Sunday 26 July 2020

The corrupted tobacco economists network - Part 41 : Benefit-cost analysis of EPA's workplace smoking policies

Overview of previous posts here

Benefit-cost analysis of EPA's workplace smoking policies

In 1991 the booklet “A benefit-cost analysis of the environmental protection agency's draft guide to workplace smoking policies” was written 

It was well paid work, even though Savarese did not mention all the names of the authors, which is strange as the document 1) does mention other names 2) this is written AFTER the 1987-audit in which the industry complained Savarese hiding some names from them.

Of course, again the authors did not work independently
It is amusing to read that the Tobacco Institute hired Miller and Tollison because they could not find anyone else

Either the output was subpar or did not meet the tobacco industry’s needs, as the work was not used.

Monday 20 July 2020

The corrupted tobacco economists network - Part 40. More corrections by the Tobacco Institute

Overview of previous posts here

Dedicated taxes: new ways of shearing old sheep

The attack on taxes is illustrated in a 23 p. literature study “Dedicated Taxes: New ways of shearing old sheep" written in 1991 by Robert D. Tollison and Richard E. Wagner

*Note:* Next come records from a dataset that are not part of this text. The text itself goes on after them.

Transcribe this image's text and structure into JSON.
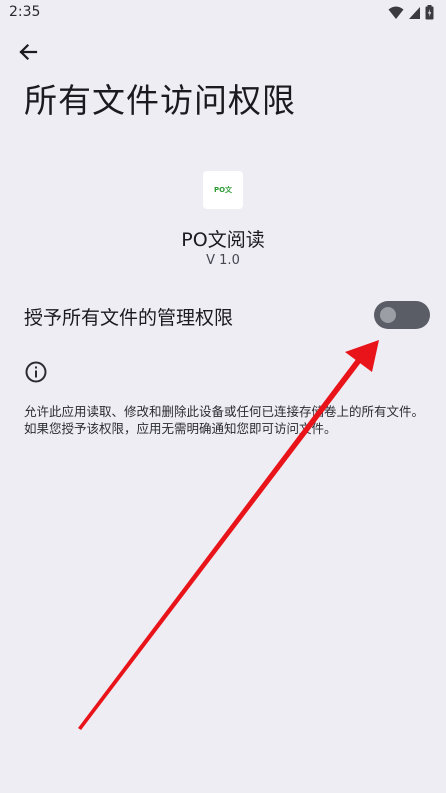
{
  "status_bar": {
    "time": "2:35",
    "icons": [
      "wifi-icon",
      "signal-icon",
      "battery-icon"
    ]
  },
  "header": {
    "back_icon": "arrow-left-icon",
    "title": "所有文件访问权限"
  },
  "app": {
    "icon_text": "PO文",
    "name": "PO文阅读",
    "version": "V 1.0"
  },
  "permission": {
    "label": "授予所有文件的管理权限",
    "enabled": false
  },
  "info": {
    "icon": "info-icon",
    "description": "允许此应用读取、修改和删除此设备或任何已连接存储卷上的所有文件。如果您授予该权限，应用无需明确通知您即可访问文件。"
  },
  "colors": {
    "background": "#eeedf3",
    "toggle_track_off": "#5a5c66",
    "annotation_arrow": "#e8141a"
  }
}
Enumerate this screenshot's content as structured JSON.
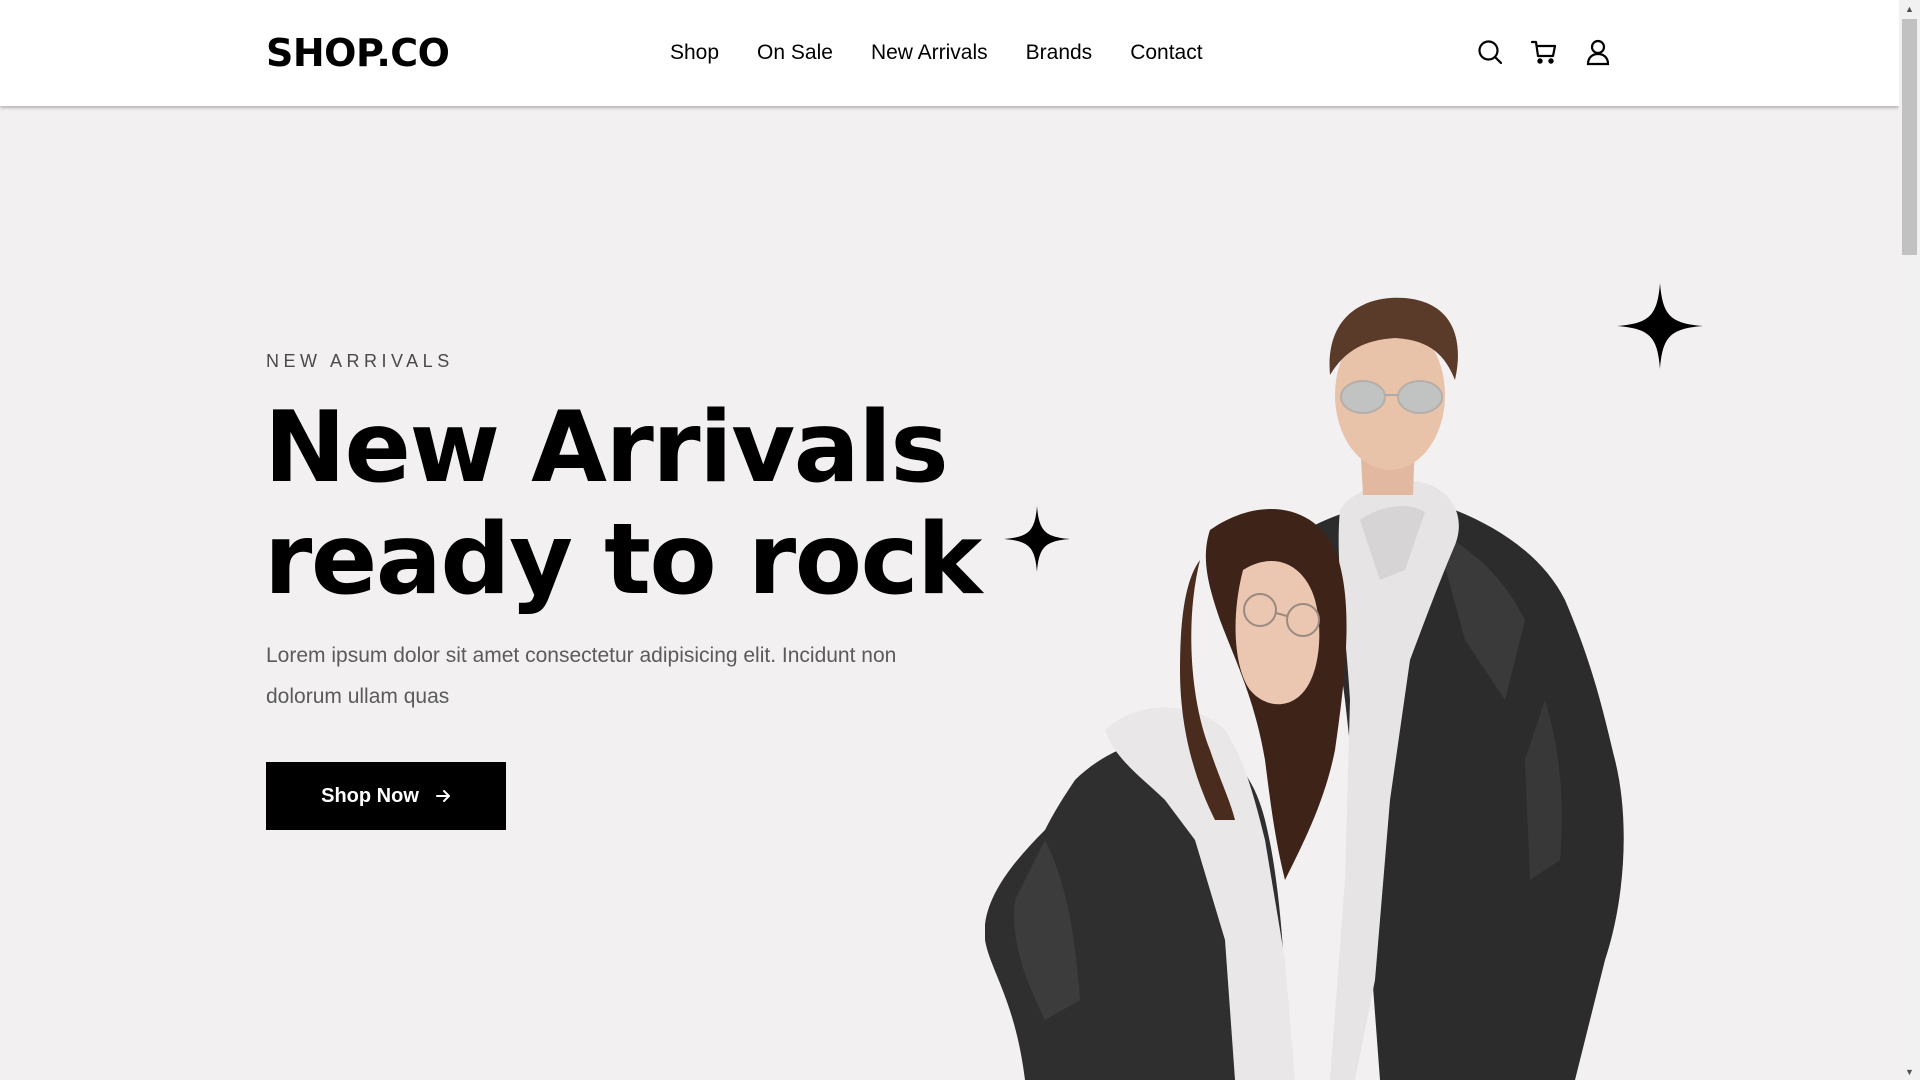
{
  "header": {
    "logo": "SHOP.CO",
    "nav": [
      "Shop",
      "On Sale",
      "New Arrivals",
      "Brands",
      "Contact"
    ],
    "icons": [
      "search-icon",
      "cart-icon",
      "user-icon"
    ]
  },
  "hero": {
    "eyebrow": "NEW ARRIVALS",
    "title_line1": "New Arrivals",
    "title_line2": "ready to rock",
    "description": "Lorem ipsum dolor sit amet consectetur adipisicing elit. Incidunt non dolorum ullam quas",
    "cta_label": "Shop Now",
    "cta_icon": "arrow-right-icon"
  },
  "colors": {
    "background": "#f2f0f1",
    "header": "#ffffff",
    "text": "#000000",
    "muted": "#5b5b5b",
    "button": "#000000",
    "jacket": "#2b2b2b",
    "hoodie": "#e8e6e6"
  }
}
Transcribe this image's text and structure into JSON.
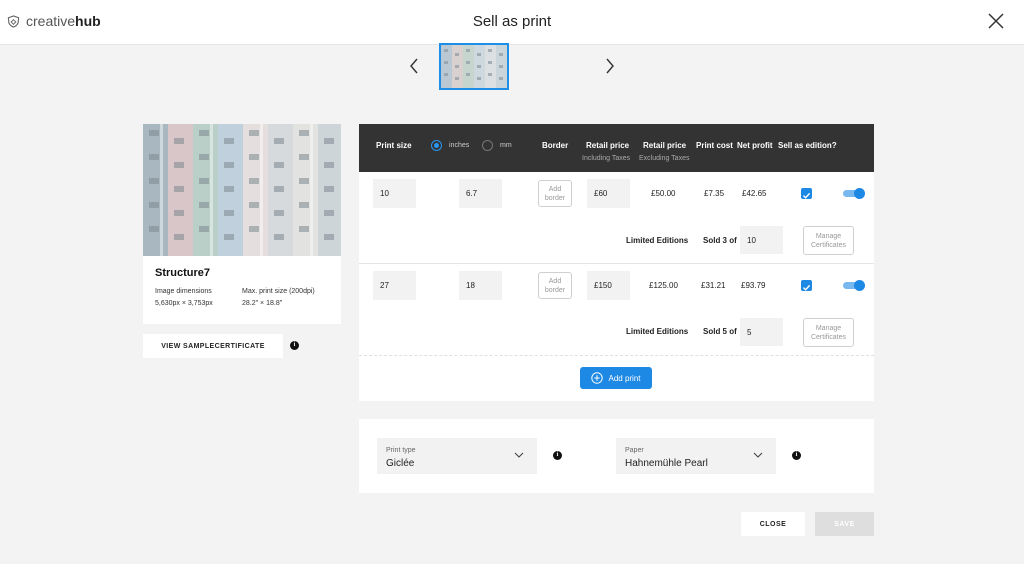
{
  "header": {
    "logo_light": "creative",
    "logo_bold": "hub",
    "title": "Sell as print"
  },
  "artwork": {
    "name": "Structure7",
    "dimensions_label": "Image dimensions",
    "dimensions_value": "5,630px × 3,753px",
    "max_size_label": "Max. print size (200dpi)",
    "max_size_value": "28.2\" × 18.8\"",
    "certificate_button": "VIEW SAMPLECERTIFICATE"
  },
  "table": {
    "headers": {
      "print_size": "Print size",
      "unit_inches": "inches",
      "unit_mm": "mm",
      "selected_unit": "inches",
      "border": "Border",
      "retail_incl": "Retail price",
      "retail_incl_sub": "Including Taxes",
      "retail_excl": "Retail price",
      "retail_excl_sub": "Excluding Taxes",
      "print_cost": "Print cost",
      "net_profit": "Net profit",
      "sell_edition": "Sell as edition?"
    },
    "rows": [
      {
        "width": "10",
        "height": "6.7",
        "border_button": "Add border",
        "retail_incl": "£60",
        "retail_excl": "£50.00",
        "print_cost": "£7.35",
        "net_profit": "£42.65",
        "edition_checked": true,
        "edition_toggle_on": true,
        "limited_label": "Limited Editions",
        "sold_label": "Sold 3 of",
        "edition_size": "10",
        "manage_button": "Manage Certificates"
      },
      {
        "width": "27",
        "height": "18",
        "border_button": "Add border",
        "retail_incl": "£150",
        "retail_excl": "£125.00",
        "print_cost": "£31.21",
        "net_profit": "£93.79",
        "edition_checked": true,
        "edition_toggle_on": true,
        "limited_label": "Limited Editions",
        "sold_label": "Sold 5 of",
        "edition_size": "5",
        "manage_button": "Manage Certificates"
      }
    ],
    "add_print_button": "Add print"
  },
  "options": {
    "print_type_label": "Print type",
    "print_type_value": "Giclée",
    "paper_label": "Paper",
    "paper_value": "Hahnemühle Pearl"
  },
  "footer": {
    "close_button": "CLOSE",
    "save_button": "SAVE"
  },
  "colors": {
    "accent": "#1e88e5",
    "table_header": "#333333",
    "background": "#f3f3f3"
  }
}
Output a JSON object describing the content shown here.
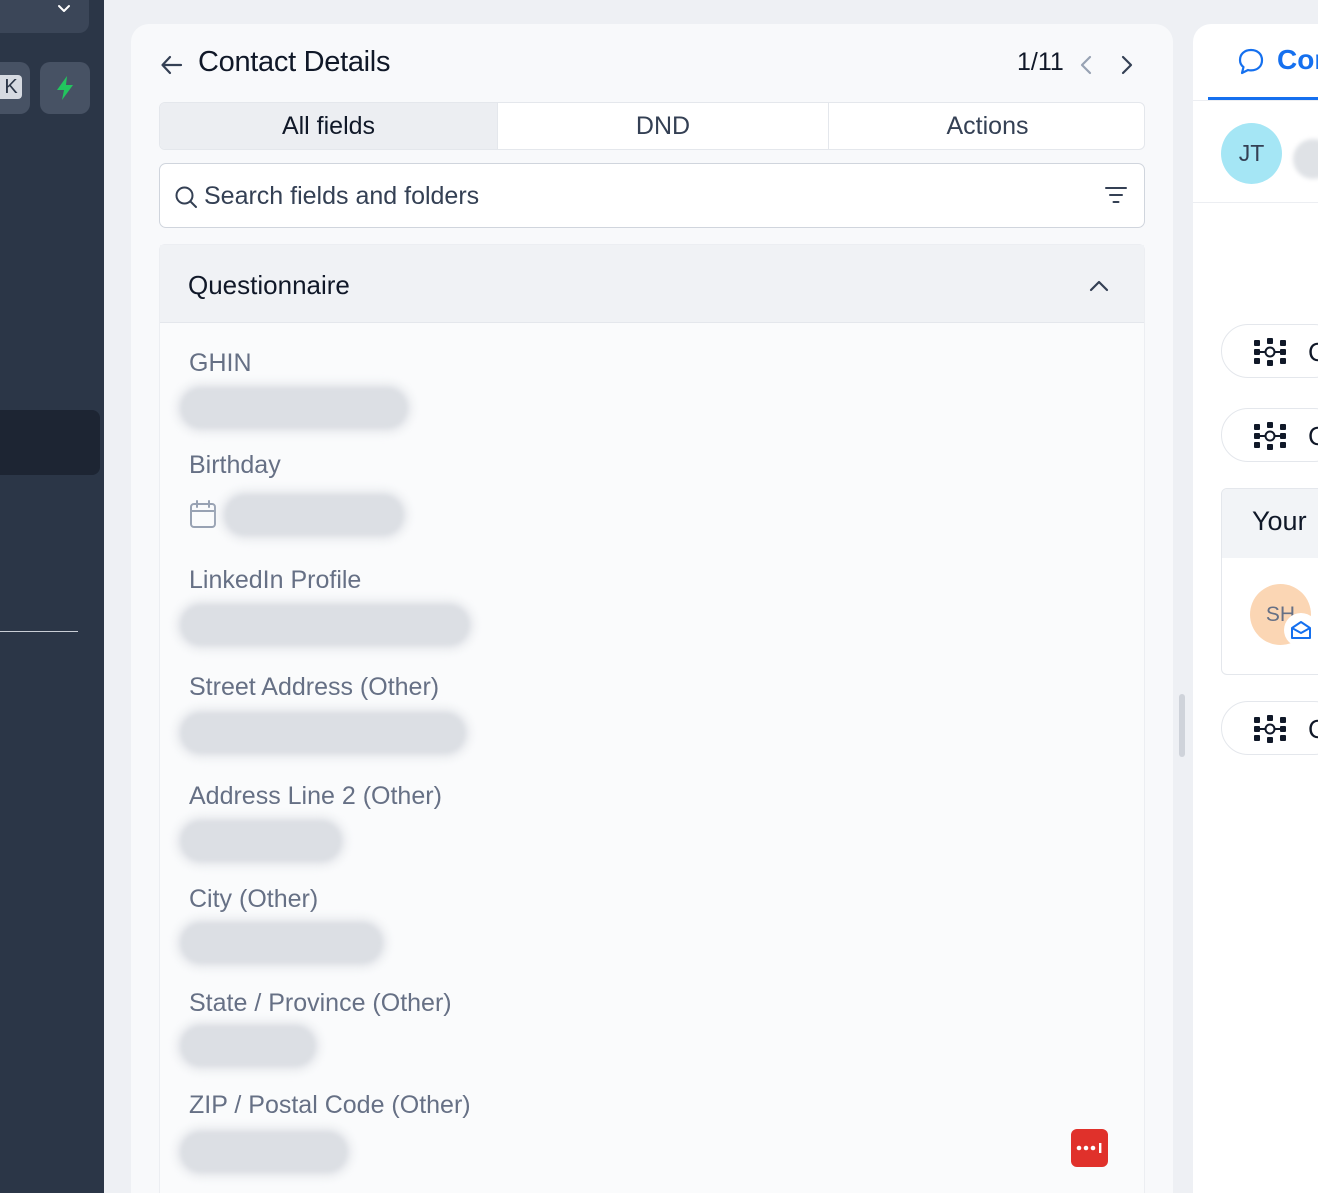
{
  "header": {
    "title": "Contact Details",
    "pager": "1/11"
  },
  "tabs": [
    {
      "label": "All fields",
      "active": true
    },
    {
      "label": "DND",
      "active": false
    },
    {
      "label": "Actions",
      "active": false
    }
  ],
  "search": {
    "placeholder": "Search fields and folders"
  },
  "section": {
    "title": "Questionnaire",
    "fields": [
      {
        "label": "GHIN"
      },
      {
        "label": "Birthday"
      },
      {
        "label": "LinkedIn Profile"
      },
      {
        "label": "Street Address (Other)"
      },
      {
        "label": "Address Line 2 (Other)"
      },
      {
        "label": "City (Other)"
      },
      {
        "label": "State / Province (Other)"
      },
      {
        "label": "ZIP / Postal Code (Other)"
      }
    ]
  },
  "sidebar": {
    "shortcut_key": "K"
  },
  "right_panel": {
    "tab_label": "Cor",
    "contact_initials": "JT",
    "chip_letter": "C",
    "box_title": "Your",
    "user_initials": "SH"
  },
  "colors": {
    "accent": "#1570ef",
    "sidebar_bg": "#2b3647",
    "bolt": "#22c55e",
    "more_button": "#e0312b",
    "avatar_jt": "#a5e6f5",
    "avatar_sh": "#fbd6b4"
  },
  "icons": [
    "chevron-down-icon",
    "lightning-icon",
    "back-arrow-icon",
    "chevron-left-icon",
    "chevron-right-icon",
    "search-icon",
    "filter-icon",
    "chevron-up-icon",
    "calendar-icon",
    "more-icon",
    "chat-icon",
    "workflow-icon",
    "mail-icon"
  ]
}
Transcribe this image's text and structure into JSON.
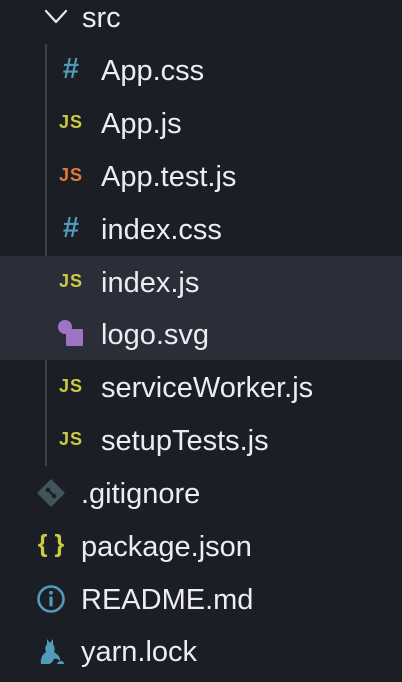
{
  "explorer": {
    "folder": {
      "name": "src",
      "expanded": true,
      "icon": "chevron-down-icon"
    },
    "folder_children": [
      {
        "name": "App.css",
        "icon": "css-hash-icon",
        "icon_text": "#",
        "icon_color": "#519aba"
      },
      {
        "name": "App.js",
        "icon": "javascript-icon",
        "icon_text": "JS",
        "icon_color": "#cbcb41"
      },
      {
        "name": "App.test.js",
        "icon": "javascript-test-icon",
        "icon_text": "JS",
        "icon_color": "#e37933"
      },
      {
        "name": "index.css",
        "icon": "css-hash-icon",
        "icon_text": "#",
        "icon_color": "#519aba"
      },
      {
        "name": "index.js",
        "icon": "javascript-icon",
        "icon_text": "JS",
        "icon_color": "#cbcb41",
        "selected": true
      },
      {
        "name": "logo.svg",
        "icon": "svg-image-icon",
        "icon_color": "#a074c4",
        "selected": true
      },
      {
        "name": "serviceWorker.js",
        "icon": "javascript-icon",
        "icon_text": "JS",
        "icon_color": "#cbcb41"
      },
      {
        "name": "setupTests.js",
        "icon": "javascript-icon",
        "icon_text": "JS",
        "icon_color": "#cbcb41"
      }
    ],
    "root_files": [
      {
        "name": ".gitignore",
        "icon": "git-diamond-icon",
        "icon_color": "#41535b"
      },
      {
        "name": "package.json",
        "icon": "json-braces-icon",
        "icon_text": "{ }",
        "icon_color": "#cbcb41"
      },
      {
        "name": "README.md",
        "icon": "info-icon",
        "icon_text": "i",
        "icon_color": "#519aba"
      },
      {
        "name": "yarn.lock",
        "icon": "yarn-cat-icon",
        "icon_color": "#519aba"
      }
    ]
  }
}
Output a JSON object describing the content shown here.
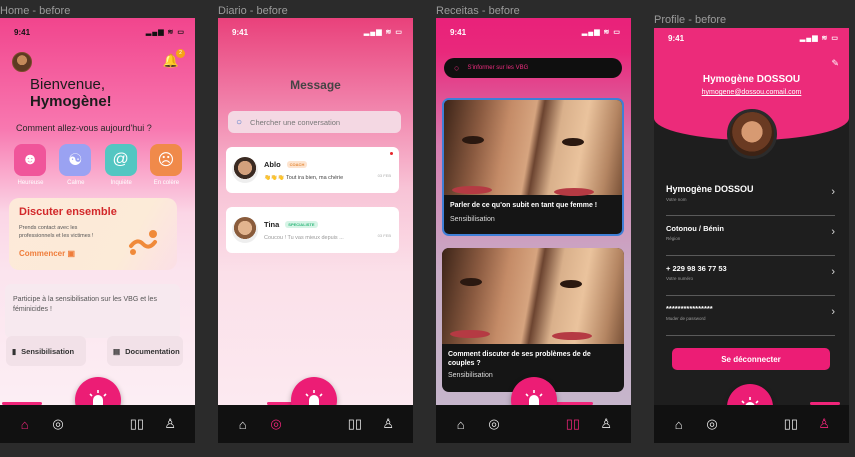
{
  "frames": {
    "home": "Home - before",
    "diario": "Diario - before",
    "receitas": "Receitas - before",
    "profile": "Profile - before"
  },
  "status": {
    "time": "9:41"
  },
  "home": {
    "welcome_line1": "Bienvenue,",
    "welcome_line2": "Hymogène!",
    "question": "Comment allez-vous aujourd'hui ?",
    "moods": [
      {
        "label": "Heureuse",
        "color": "#f0559a",
        "icon": "happy-face-icon"
      },
      {
        "label": "Calme",
        "color": "#9aa2f2",
        "icon": "yin-yang-icon"
      },
      {
        "label": "Inquiète",
        "color": "#53c6c2",
        "icon": "spiral-icon"
      },
      {
        "label": "En colère",
        "color": "#f08a4a",
        "icon": "angry-face-icon"
      }
    ],
    "bell_badge": "2",
    "chat_card": {
      "title": "Discuter ensemble",
      "text": "Prends contact avec les professionnels et les victimes !",
      "cta": "Commencer"
    },
    "info_text": "Participe à la sensibilisation sur les VBG et les féminicides !",
    "buttons": {
      "sensibilisation": "Sensibilisation",
      "documentation": "Documentation"
    }
  },
  "diario": {
    "title": "Message",
    "search_placeholder": "Chercher une conversation",
    "conversations": [
      {
        "name": "Ablo",
        "tag": "COACH",
        "preview": "👋👋👋 Tout ira bien, ma chérie",
        "date": "03 FEB"
      },
      {
        "name": "Tina",
        "tag": "SPECIALISTE",
        "preview": "Coucou ! Tu vas mieux depuis ...",
        "date": "03 FEB"
      }
    ]
  },
  "receitas": {
    "search_placeholder": "S'informer sur les VBG",
    "articles": [
      {
        "title": "Parler de ce qu'on subit en tant que femme !",
        "category": "Sensibilisation"
      },
      {
        "title": "Comment discuter de ses problèmes de de couples ?",
        "category": "Sensibilisation"
      }
    ]
  },
  "profile": {
    "name": "Hymogène DOSSOU",
    "email": "hymogene@dossou.comail.com",
    "rows": [
      {
        "value": "Hymogène DOSSOU",
        "key": "Votre nom"
      },
      {
        "value": "Cotonou / Bénin",
        "key": "Région"
      },
      {
        "value": "+ 229 98 36 77 53",
        "key": "Votre numéro"
      },
      {
        "value": "****************",
        "key": "Muder de password"
      }
    ],
    "logout": "Se déconnecter"
  },
  "colors": {
    "accent": "#ec1d75",
    "nav": "#111111"
  }
}
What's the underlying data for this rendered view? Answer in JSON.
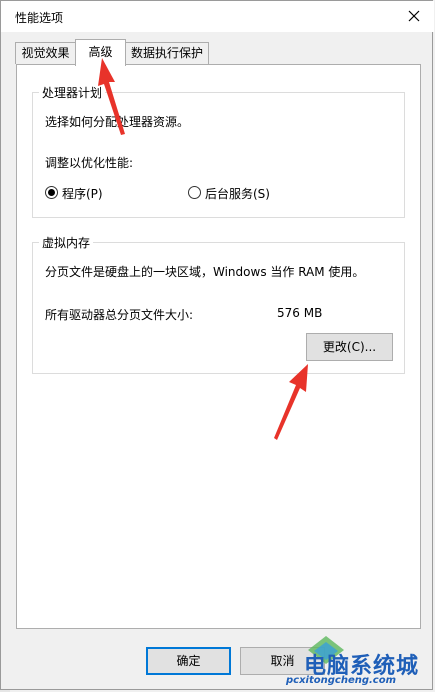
{
  "window": {
    "title": "性能选项"
  },
  "tabs": [
    {
      "label": "视觉效果"
    },
    {
      "label": "高级"
    },
    {
      "label": "数据执行保护"
    }
  ],
  "processor": {
    "group_title": "处理器计划",
    "description": "选择如何分配处理器资源。",
    "adjust_label": "调整以优化性能:",
    "options": [
      {
        "label": "程序(P)",
        "selected": true
      },
      {
        "label": "后台服务(S)",
        "selected": false
      }
    ]
  },
  "virtual_memory": {
    "group_title": "虚拟内存",
    "description": "分页文件是硬盘上的一块区域，Windows 当作 RAM 使用。",
    "total_label": "所有驱动器总分页文件大小:",
    "total_value": "576 MB",
    "change_button": "更改(C)..."
  },
  "footer": {
    "ok_button": "确定",
    "cancel_button": "取消"
  },
  "watermark": {
    "brand": "电脑系统城",
    "url": "pcxitongcheng.com"
  },
  "colors": {
    "annotation_arrow": "#e8332a",
    "focus_border": "#0078d7",
    "watermark": "#1f5fb8"
  }
}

The paper's front page once again highlighted both authors were members of the Center for Study of Public Choice at George Mason.

Nowhere did the paper mention the Tobacco Institute carefully read the text and even changed it where they deemed appropriate. This was not a text written by an independent academic.

Saturday 18 July 2020

The tobacco economists network - Part 39 - Indoor Air Quality

Overview of previous posts here

Phase I - II - III

In the early 1990s, the Tobacco Institute wanted to test the following hypothesis on Indoor Air Quality (IAQ)

Searching the LTDL did not yield much about Phases I and III, but the economists were involved in Phase II, and were briefed about the purpose

In 1990, Savarese wrote an overview of the "scientific" output of the economists. Some of these were published to be sure, but were they *really* genuine scientific results? The industry had to approve the papers...


And yes, the economists accepted those changes by the Tobacco Institute. Savarese wrote

The paper changed by the TI would also appear as chapter 11 in the 1991 book “The Economics of Smoking”. It is not clear if the industry paid twice for it.

And more proof of interference :

The economists earned a little cash for their "research". Well actually more than a little

The fees for the economists were high, and the industry went over budget

Of course the economists acceptance of changes from the tobacco industry makes it impossible to claim they were independent scientists.

This did not stop Gary M. Anderson from promoting his paper at a convention of the Western Economic Association

Saturday 11 July 2020

The corrupted tobacco economists network: Part 38 - the "scientific" output.

Overview of previous posts here

Scientific output

As stated in a previous post the Tobacco Institute wanted scientific output, because it needed an academic ground to attack social cost. Even when the network was formed, the Tobacco Institute handed out grants.

In 1986 nine economists proposed for the money, though the evaluation of the proposals show James Savarese was not too pleased and Savarese, not the Tobacco Institute, proposed to reject a couple. Savarese's memorandum makes clear the research had to benefit the industry

Henry Butler's proposal was rejected because the industry was not sure his research would be beneficial for the industry

Henry N. Butler

More proof the Tobacco Institute did not tolerate output they disliked can be seen in a 1992 letter to James Savarese setting forth why The Economics of Smoking Bans by William Boyes and Michael Marlow was not funded 

In 1988 the industry must have ordered some social cost papers. The papers had to be reviewed by the Institute's lawyers before clearance

Again, this is not normal scientific behavior.

Monday 6 July 2020

Corrupted tobacco economists network, Part 37: the last pro-tobacco book

Overview of previous posts here

The economics of smoking (1991)

The industry paid Tollison and Wagner 87,500 US$ for a revision of "Smoking and the State".

The book was published by Kluwer Publishers in 1991 as "Economics of Smoking: Getting It Right". Notice the prominent place on the front page for the logo of the Center of Public Choice at George Mason University. This is indeed buying academic credibility ?

Again, the plan to promote the book was ready before the book was even published

The pattern is similar to the earlier books so giving more details would not provide new information.

The arguments used in the book often are pretty one sided and weak, e.g. when dealing with the time wasted by cigarette breaks

Who knew that these kind of activities were only done by non-smokers . . .